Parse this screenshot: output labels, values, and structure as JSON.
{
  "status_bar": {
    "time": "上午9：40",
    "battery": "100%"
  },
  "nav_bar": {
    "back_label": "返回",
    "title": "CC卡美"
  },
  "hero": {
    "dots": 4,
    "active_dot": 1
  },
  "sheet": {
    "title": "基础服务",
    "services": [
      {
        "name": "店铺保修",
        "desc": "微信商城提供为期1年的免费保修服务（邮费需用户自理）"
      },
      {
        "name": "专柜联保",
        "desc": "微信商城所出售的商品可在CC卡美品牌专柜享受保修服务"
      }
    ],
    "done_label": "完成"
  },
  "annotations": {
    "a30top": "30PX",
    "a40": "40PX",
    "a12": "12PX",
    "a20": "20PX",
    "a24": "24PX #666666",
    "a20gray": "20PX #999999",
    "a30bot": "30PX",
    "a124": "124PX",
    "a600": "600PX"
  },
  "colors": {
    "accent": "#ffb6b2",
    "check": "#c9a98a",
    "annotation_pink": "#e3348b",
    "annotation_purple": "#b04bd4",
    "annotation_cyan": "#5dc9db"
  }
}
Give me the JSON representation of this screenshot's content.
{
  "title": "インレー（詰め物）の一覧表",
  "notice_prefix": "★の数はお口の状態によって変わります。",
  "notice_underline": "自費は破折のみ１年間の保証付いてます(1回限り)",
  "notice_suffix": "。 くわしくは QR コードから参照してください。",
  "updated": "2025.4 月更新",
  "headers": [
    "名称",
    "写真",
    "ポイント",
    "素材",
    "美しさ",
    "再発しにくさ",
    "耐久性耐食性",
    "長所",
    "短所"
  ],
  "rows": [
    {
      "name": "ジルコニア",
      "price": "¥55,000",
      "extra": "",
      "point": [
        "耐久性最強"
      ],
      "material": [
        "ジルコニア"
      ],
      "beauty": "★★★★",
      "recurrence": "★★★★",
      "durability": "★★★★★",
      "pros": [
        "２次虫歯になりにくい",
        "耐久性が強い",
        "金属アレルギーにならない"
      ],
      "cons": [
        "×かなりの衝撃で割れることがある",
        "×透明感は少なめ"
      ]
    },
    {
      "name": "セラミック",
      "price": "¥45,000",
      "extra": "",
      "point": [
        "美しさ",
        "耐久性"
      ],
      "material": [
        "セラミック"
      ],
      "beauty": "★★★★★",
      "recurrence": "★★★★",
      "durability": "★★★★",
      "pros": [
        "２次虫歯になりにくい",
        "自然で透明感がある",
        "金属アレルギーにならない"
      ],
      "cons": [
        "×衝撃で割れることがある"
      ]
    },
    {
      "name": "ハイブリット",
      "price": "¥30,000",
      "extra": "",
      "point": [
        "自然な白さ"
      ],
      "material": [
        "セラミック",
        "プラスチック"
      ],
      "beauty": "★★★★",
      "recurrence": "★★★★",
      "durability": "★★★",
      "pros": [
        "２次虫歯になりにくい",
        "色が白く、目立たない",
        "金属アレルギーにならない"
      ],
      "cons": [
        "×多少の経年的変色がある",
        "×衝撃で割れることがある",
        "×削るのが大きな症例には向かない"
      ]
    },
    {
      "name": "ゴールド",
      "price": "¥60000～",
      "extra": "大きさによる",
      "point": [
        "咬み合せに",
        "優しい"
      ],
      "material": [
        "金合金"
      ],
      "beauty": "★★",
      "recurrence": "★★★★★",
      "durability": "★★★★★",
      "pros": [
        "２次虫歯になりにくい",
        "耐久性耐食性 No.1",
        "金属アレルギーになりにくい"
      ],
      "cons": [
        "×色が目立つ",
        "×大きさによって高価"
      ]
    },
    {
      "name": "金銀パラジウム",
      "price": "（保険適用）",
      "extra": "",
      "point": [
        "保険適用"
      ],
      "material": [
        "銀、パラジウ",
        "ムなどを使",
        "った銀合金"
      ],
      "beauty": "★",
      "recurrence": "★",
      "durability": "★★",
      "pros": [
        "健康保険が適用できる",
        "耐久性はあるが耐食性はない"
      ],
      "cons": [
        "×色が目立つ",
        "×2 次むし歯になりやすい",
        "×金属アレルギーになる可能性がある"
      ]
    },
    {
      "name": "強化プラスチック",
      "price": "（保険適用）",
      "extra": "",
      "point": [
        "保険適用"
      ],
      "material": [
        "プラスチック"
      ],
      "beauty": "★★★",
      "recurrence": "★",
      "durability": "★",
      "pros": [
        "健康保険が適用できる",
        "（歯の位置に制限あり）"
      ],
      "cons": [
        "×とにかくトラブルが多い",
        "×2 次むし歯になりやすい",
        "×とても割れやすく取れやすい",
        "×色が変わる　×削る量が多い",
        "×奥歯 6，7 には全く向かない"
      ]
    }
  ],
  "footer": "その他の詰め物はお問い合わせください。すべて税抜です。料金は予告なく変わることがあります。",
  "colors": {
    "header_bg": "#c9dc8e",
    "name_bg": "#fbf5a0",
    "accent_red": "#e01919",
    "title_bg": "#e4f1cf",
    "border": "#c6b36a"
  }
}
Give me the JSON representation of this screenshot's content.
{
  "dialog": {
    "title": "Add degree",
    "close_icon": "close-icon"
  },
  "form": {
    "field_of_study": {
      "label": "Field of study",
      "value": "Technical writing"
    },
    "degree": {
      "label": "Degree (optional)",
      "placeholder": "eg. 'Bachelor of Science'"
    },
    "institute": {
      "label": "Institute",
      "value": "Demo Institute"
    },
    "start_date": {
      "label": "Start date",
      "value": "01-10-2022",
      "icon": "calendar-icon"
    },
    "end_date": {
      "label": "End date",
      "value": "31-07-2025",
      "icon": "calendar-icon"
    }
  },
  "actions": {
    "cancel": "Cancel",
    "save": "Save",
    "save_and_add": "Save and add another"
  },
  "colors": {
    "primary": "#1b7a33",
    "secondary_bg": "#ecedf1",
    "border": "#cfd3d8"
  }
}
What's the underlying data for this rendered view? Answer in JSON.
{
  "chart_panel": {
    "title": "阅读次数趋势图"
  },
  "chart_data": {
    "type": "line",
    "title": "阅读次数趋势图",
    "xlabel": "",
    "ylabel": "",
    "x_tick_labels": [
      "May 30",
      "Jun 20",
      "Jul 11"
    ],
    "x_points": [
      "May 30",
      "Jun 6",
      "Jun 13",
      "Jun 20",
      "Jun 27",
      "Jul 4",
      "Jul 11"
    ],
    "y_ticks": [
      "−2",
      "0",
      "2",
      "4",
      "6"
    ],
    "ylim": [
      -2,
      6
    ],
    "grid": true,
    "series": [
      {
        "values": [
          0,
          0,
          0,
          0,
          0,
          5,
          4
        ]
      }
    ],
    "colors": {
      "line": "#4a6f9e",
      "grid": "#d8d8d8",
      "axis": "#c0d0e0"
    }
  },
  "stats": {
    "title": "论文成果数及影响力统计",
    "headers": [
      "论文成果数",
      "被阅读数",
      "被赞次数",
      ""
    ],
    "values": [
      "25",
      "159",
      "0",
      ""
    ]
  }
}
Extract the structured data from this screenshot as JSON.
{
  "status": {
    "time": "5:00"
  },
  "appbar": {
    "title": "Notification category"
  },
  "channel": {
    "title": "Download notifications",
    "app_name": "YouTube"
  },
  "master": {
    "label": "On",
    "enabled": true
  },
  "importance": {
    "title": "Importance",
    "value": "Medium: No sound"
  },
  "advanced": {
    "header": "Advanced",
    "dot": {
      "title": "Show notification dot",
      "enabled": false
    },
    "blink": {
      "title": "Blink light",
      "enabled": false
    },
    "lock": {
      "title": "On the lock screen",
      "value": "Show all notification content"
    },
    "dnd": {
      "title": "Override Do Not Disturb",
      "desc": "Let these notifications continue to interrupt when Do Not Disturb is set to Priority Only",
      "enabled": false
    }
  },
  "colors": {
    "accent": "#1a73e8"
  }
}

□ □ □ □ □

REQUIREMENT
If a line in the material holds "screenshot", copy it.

EXERCISE RESPONSE
Parse this screenshot: output labels, values, and structure as JSON.
Give me the JSON representation of this screenshot's content.
Give me the JSON representation of this screenshot's content.
Extract the structured data from this screenshot as JSON.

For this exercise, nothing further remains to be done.